§ **RAW DATA**
· · · ·

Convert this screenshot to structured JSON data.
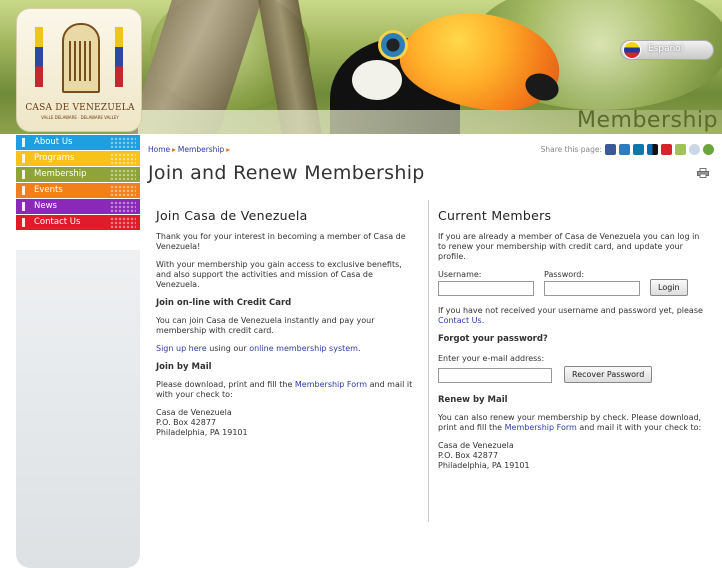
{
  "header": {
    "logo_name": "CASA DE VENEZUELA",
    "logo_sub": "VALLE DELAWARE · DELAWARE VALLEY",
    "section_title": "Membership",
    "language_label": "Español"
  },
  "nav": {
    "items": [
      {
        "label": "About Us",
        "color": "#1ea0e0"
      },
      {
        "label": "Programs",
        "color": "#f7c21a"
      },
      {
        "label": "Membership",
        "color": "#8ea33a"
      },
      {
        "label": "Events",
        "color": "#f2801a"
      },
      {
        "label": "News",
        "color": "#8a28b8"
      },
      {
        "label": "Contact Us",
        "color": "#e01c2a"
      }
    ]
  },
  "breadcrumb": {
    "home": "Home",
    "current": "Membership"
  },
  "share": {
    "label": "Share this page:"
  },
  "page_title": "Join and Renew Membership",
  "left": {
    "heading": "Join Casa de Venezuela",
    "p1": "Thank you for your interest in becoming a member of Casa de Venezuela!",
    "p2": "With your membership you gain access to exclusive benefits, and also support the activities and mission of Casa de Venezuela.",
    "online_heading": "Join on-line with Credit Card",
    "p3": "You can join Casa de Venezuela instantly and pay your membership with credit card.",
    "signup_link": "Sign up here",
    "signup_mid": " using our ",
    "online_system_link": "online membership system",
    "signup_end": ".",
    "mail_heading": "Join by Mail",
    "mail_text": "Please download, print and fill the ",
    "form_link": "Membership Form",
    "mail_text_end": " and mail it with your check to:",
    "address_1": "Casa de Venezuela",
    "address_2": "P.O. Box 42877",
    "address_3": "Philadelphia, PA 19101"
  },
  "right": {
    "heading": "Current Members",
    "intro": "If you are already a member of Casa de Venezuela you can log in to renew your membership with credit card, and update your profile.",
    "username_label": "Username:",
    "password_label": "Password:",
    "login_button": "Login",
    "no_creds": "If you have not received your username and password yet, please ",
    "contact_link": "Contact Us",
    "no_creds_end": ".",
    "forgot_heading": "Forgot your password?",
    "email_label": "Enter your e-mail address:",
    "recover_button": "Recover Password",
    "renew_heading": "Renew by Mail",
    "renew_text": "You can also renew your membership by check. Please download, print and fill the ",
    "form_link": "Membership Form",
    "renew_text_end": " and mail it with your check to:",
    "address_1": "Casa de Venezuela",
    "address_2": "P.O. Box 42877",
    "address_3": "Philadelphia, PA 19101"
  }
}
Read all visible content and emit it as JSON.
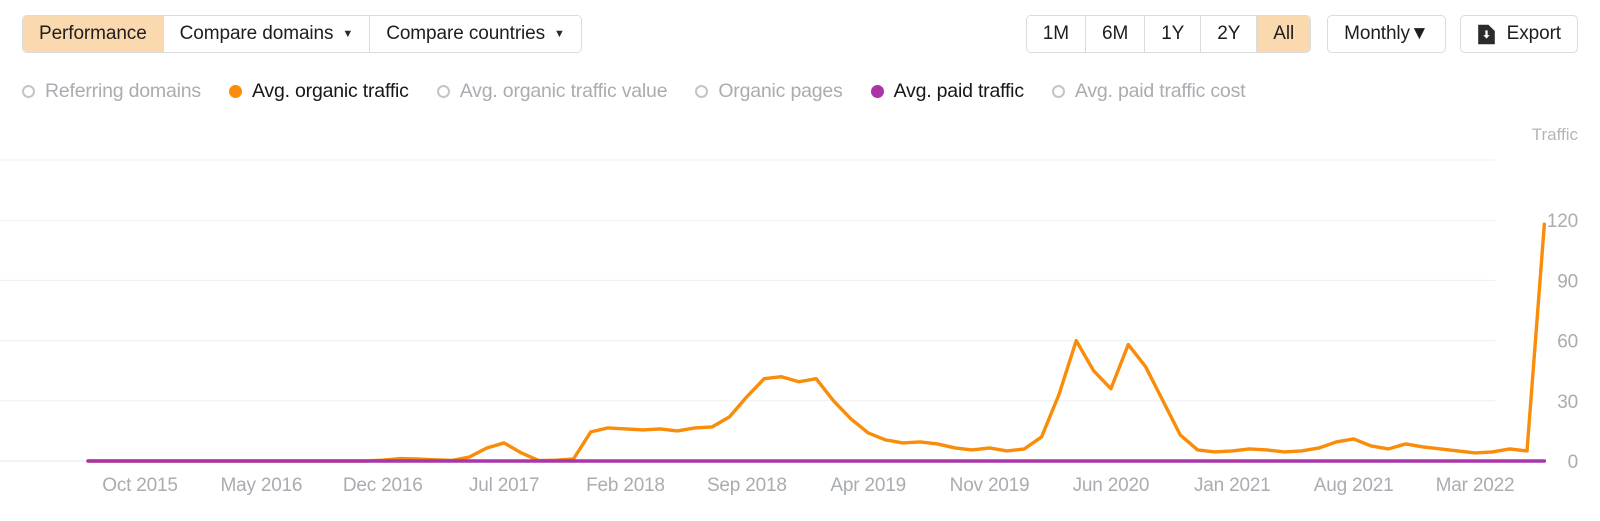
{
  "toolbar": {
    "view_tabs": [
      {
        "label": "Performance",
        "active": true,
        "caret": false
      },
      {
        "label": "Compare domains",
        "active": false,
        "caret": true
      },
      {
        "label": "Compare countries",
        "active": false,
        "caret": true
      }
    ],
    "ranges": [
      {
        "label": "1M",
        "active": false
      },
      {
        "label": "6M",
        "active": false
      },
      {
        "label": "1Y",
        "active": false
      },
      {
        "label": "2Y",
        "active": false
      },
      {
        "label": "All",
        "active": true
      }
    ],
    "granularity": {
      "label": "Monthly",
      "caret": "▼"
    },
    "export": {
      "label": "Export",
      "icon": "file-download-icon"
    },
    "caret_glyph": "▼",
    "accent_peach": "#FBD9AE",
    "border_color": "#D9DBDD"
  },
  "legend": {
    "items": [
      {
        "label": "Referring domains",
        "active": false,
        "color": "#C2C5C8"
      },
      {
        "label": "Avg. organic traffic",
        "active": true,
        "color": "#F98C09"
      },
      {
        "label": "Avg. organic traffic value",
        "active": false,
        "color": "#C2C5C8"
      },
      {
        "label": "Organic pages",
        "active": false,
        "color": "#C2C5C8"
      },
      {
        "label": "Avg. paid traffic",
        "active": true,
        "color": "#A935A9"
      },
      {
        "label": "Avg. paid traffic cost",
        "active": false,
        "color": "#C2C5C8"
      }
    ]
  },
  "chart_data": {
    "type": "line",
    "title": "",
    "xlabel": "",
    "ylabel": "Traffic",
    "ylim": [
      0,
      150
    ],
    "yticks": [
      120,
      90,
      60,
      30,
      0
    ],
    "gridlines": [
      150,
      120,
      90,
      60,
      30,
      0
    ],
    "grid": true,
    "legend_position": "top-left",
    "xticks": [
      "Oct 2015",
      "May 2016",
      "Dec 2016",
      "Jul 2017",
      "Feb 2018",
      "Sep 2018",
      "Apr 2019",
      "Nov 2019",
      "Jun 2020",
      "Jan 2021",
      "Aug 2021",
      "Mar 2022"
    ],
    "xtick_indices": [
      3,
      10,
      17,
      24,
      31,
      38,
      45,
      52,
      59,
      66,
      73,
      80
    ],
    "x_start": "Jul 2015",
    "x_end": "Mar 2022",
    "x_count": 81,
    "series": [
      {
        "name": "Avg. organic traffic",
        "color": "#F98C09",
        "values": [
          0,
          0,
          0,
          0,
          0,
          0,
          0,
          0,
          0,
          0,
          0,
          0,
          0,
          0,
          0,
          0,
          0,
          0.4,
          1.2,
          1.0,
          0.6,
          0.3,
          2.0,
          6.5,
          9.0,
          4.0,
          0.2,
          0.4,
          1.0,
          14.5,
          16.5,
          16.0,
          15.5,
          16.0,
          15.0,
          16.5,
          17.0,
          22.0,
          32.0,
          41.0,
          42.0,
          39.5,
          41.0,
          30.0,
          21.0,
          14.0,
          10.5,
          9.0,
          9.5,
          8.5,
          6.5,
          5.5,
          6.5,
          5.0,
          6.0,
          12.0,
          33.0,
          60.0,
          45.0,
          36.0,
          58.0,
          47.0,
          30.0,
          13.0,
          5.5,
          4.5,
          5.0,
          6.0,
          5.5,
          4.5,
          5.0,
          6.5,
          9.5,
          11.0,
          7.5,
          6.0,
          8.5,
          7.0,
          6.0,
          5.0,
          4.0,
          4.5,
          6.0,
          5.0,
          118.0
        ]
      },
      {
        "name": "Avg. paid traffic",
        "color": "#A935A9",
        "values": [
          0,
          0,
          0,
          0,
          0,
          0,
          0,
          0,
          0,
          0,
          0,
          0,
          0,
          0,
          0,
          0,
          0,
          0,
          0,
          0,
          0,
          0,
          0,
          0,
          0,
          0,
          0,
          0,
          0,
          0,
          0,
          0,
          0,
          0,
          0,
          0,
          0,
          0,
          0,
          0,
          0,
          0,
          0,
          0,
          0,
          0,
          0,
          0,
          0,
          0,
          0,
          0,
          0,
          0,
          0,
          0,
          0,
          0,
          0,
          0,
          0,
          0,
          0,
          0,
          0,
          0,
          0,
          0,
          0,
          0,
          0,
          0,
          0,
          0,
          0,
          0,
          0,
          0,
          0,
          0,
          0,
          0,
          0,
          0,
          0
        ]
      }
    ]
  }
}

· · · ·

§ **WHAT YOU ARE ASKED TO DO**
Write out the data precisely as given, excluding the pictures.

§ **TASK ANSWER**
Convert this screenshot to structured JSON data.
{
  "header": {
    "logo_name": "CASA DE VENEZUELA",
    "logo_sub": "VALLE DELAWARE · DELAWARE VALLEY",
    "section_title": "Membership",
    "language_label": "Español"
  },
  "nav": {
    "items": [
      {
        "label": "About Us",
        "color": "#1ea0e0"
      },
      {
        "label": "Programs",
        "color": "#f7c21a"
      },
      {
        "label": "Membership",
        "color": "#8ea33a"
      },
      {
        "label": "Events",
        "color": "#f2801a"
      },
      {
        "label": "News",
        "color": "#8a28b8"
      },
      {
        "label": "Contact Us",
        "color": "#e01c2a"
      }
    ]
  },
  "breadcrumb": {
    "home": "Home",
    "current": "Membership"
  },
  "share": {
    "label": "Share this page:"
  },
  "page_title": "Join and Renew Membership",
  "left": {
    "heading": "Join Casa de Venezuela",
    "p1": "Thank you for your interest in becoming a member of Casa de Venezuela!",
    "p2": "With your membership you gain access to exclusive benefits, and also support the activities and mission of Casa de Venezuela.",
    "online_heading": "Join on-line with Credit Card",
    "p3": "You can join Casa de Venezuela instantly and pay your membership with credit card.",
    "signup_link": "Sign up here",
    "signup_mid": " using our ",
    "online_system_link": "online membership system",
    "signup_end": ".",
    "mail_heading": "Join by Mail",
    "mail_text": "Please download, print and fill the ",
    "form_link": "Membership Form",
    "mail_text_end": " and mail it with your check to:",
    "address_1": "Casa de Venezuela",
    "address_2": "P.O. Box 42877",
    "address_3": "Philadelphia, PA 19101"
  },
  "right": {
    "heading": "Current Members",
    "intro": "If you are already a member of Casa de Venezuela you can log in to renew your membership with credit card, and update your profile.",
    "username_label": "Username:",
    "password_label": "Password:",
    "login_button": "Login",
    "no_creds": "If you have not received your username and password yet, please ",
    "contact_link": "Contact Us",
    "no_creds_end": ".",
    "forgot_heading": "Forgot your password?",
    "email_label": "Enter your e-mail address:",
    "recover_button": "Recover Password",
    "renew_heading": "Renew by Mail",
    "renew_text": "You can also renew your membership by check. Please download, print and fill the ",
    "form_link": "Membership Form",
    "renew_text_end": " and mail it with your check to:",
    "address_1": "Casa de Venezuela",
    "address_2": "P.O. Box 42877",
    "address_3": "Philadelphia, PA 19101"
  }
}
Read all visible content and emit it as JSON.
{
  "toolbar": {
    "view_tabs": [
      {
        "label": "Performance",
        "active": true,
        "caret": false
      },
      {
        "label": "Compare domains",
        "active": false,
        "caret": true
      },
      {
        "label": "Compare countries",
        "active": false,
        "caret": true
      }
    ],
    "ranges": [
      {
        "label": "1M",
        "active": false
      },
      {
        "label": "6M",
        "active": false
      },
      {
        "label": "1Y",
        "active": false
      },
      {
        "label": "2Y",
        "active": false
      },
      {
        "label": "All",
        "active": true
      }
    ],
    "granularity": {
      "label": "Monthly",
      "caret": "▼"
    },
    "export": {
      "label": "Export",
      "icon": "file-download-icon"
    },
    "caret_glyph": "▼",
    "accent_peach": "#FBD9AE",
    "border_color": "#D9DBDD"
  },
  "legend": {
    "items": [
      {
        "label": "Referring domains",
        "active": false,
        "color": "#C2C5C8"
      },
      {
        "label": "Avg. organic traffic",
        "active": true,
        "color": "#F98C09"
      },
      {
        "label": "Avg. organic traffic value",
        "active": false,
        "color": "#C2C5C8"
      },
      {
        "label": "Organic pages",
        "active": false,
        "color": "#C2C5C8"
      },
      {
        "label": "Avg. paid traffic",
        "active": true,
        "color": "#A935A9"
      },
      {
        "label": "Avg. paid traffic cost",
        "active": false,
        "color": "#C2C5C8"
      }
    ]
  },
  "chart_data": {
    "type": "line",
    "title": "",
    "xlabel": "",
    "ylabel": "Traffic",
    "ylim": [
      0,
      150
    ],
    "yticks": [
      120,
      90,
      60,
      30,
      0
    ],
    "gridlines": [
      150,
      120,
      90,
      60,
      30,
      0
    ],
    "grid": true,
    "legend_position": "top-left",
    "xticks": [
      "Oct 2015",
      "May 2016",
      "Dec 2016",
      "Jul 2017",
      "Feb 2018",
      "Sep 2018",
      "Apr 2019",
      "Nov 2019",
      "Jun 2020",
      "Jan 2021",
      "Aug 2021",
      "Mar 2022"
    ],
    "xtick_indices": [
      3,
      10,
      17,
      24,
      31,
      38,
      45,
      52,
      59,
      66,
      73,
      80
    ],
    "x_start": "Jul 2015",
    "x_end": "Mar 2022",
    "x_count": 81,
    "series": [
      {
        "name": "Avg. organic traffic",
        "color": "#F98C09",
        "values": [
          0,
          0,
          0,
          0,
          0,
          0,
          0,
          0,
          0,
          0,
          0,
          0,
          0,
          0,
          0,
          0,
          0,
          0.4,
          1.2,
          1.0,
          0.6,
          0.3,
          2.0,
          6.5,
          9.0,
          4.0,
          0.2,
          0.4,
          1.0,
          14.5,
          16.5,
          16.0,
          15.5,
          16.0,
          15.0,
          16.5,
          17.0,
          22.0,
          32.0,
          41.0,
          42.0,
          39.5,
          41.0,
          30.0,
          21.0,
          14.0,
          10.5,
          9.0,
          9.5,
          8.5,
          6.5,
          5.5,
          6.5,
          5.0,
          6.0,
          12.0,
          33.0,
          60.0,
          45.0,
          36.0,
          58.0,
          47.0,
          30.0,
          13.0,
          5.5,
          4.5,
          5.0,
          6.0,
          5.5,
          4.5,
          5.0,
          6.5,
          9.5,
          11.0,
          7.5,
          6.0,
          8.5,
          7.0,
          6.0,
          5.0,
          4.0,
          4.5,
          6.0,
          5.0,
          118.0
        ]
      },
      {
        "name": "Avg. paid traffic",
        "color": "#A935A9",
        "values": [
          0,
          0,
          0,
          0,
          0,
          0,
          0,
          0,
          0,
          0,
          0,
          0,
          0,
          0,
          0,
          0,
          0,
          0,
          0,
          0,
          0,
          0,
          0,
          0,
          0,
          0,
          0,
          0,
          0,
          0,
          0,
          0,
          0,
          0,
          0,
          0,
          0,
          0,
          0,
          0,
          0,
          0,
          0,
          0,
          0,
          0,
          0,
          0,
          0,
          0,
          0,
          0,
          0,
          0,
          0,
          0,
          0,
          0,
          0,
          0,
          0,
          0,
          0,
          0,
          0,
          0,
          0,
          0,
          0,
          0,
          0,
          0,
          0,
          0,
          0,
          0,
          0,
          0,
          0,
          0,
          0,
          0,
          0,
          0,
          0
        ]
      }
    ]
  }
}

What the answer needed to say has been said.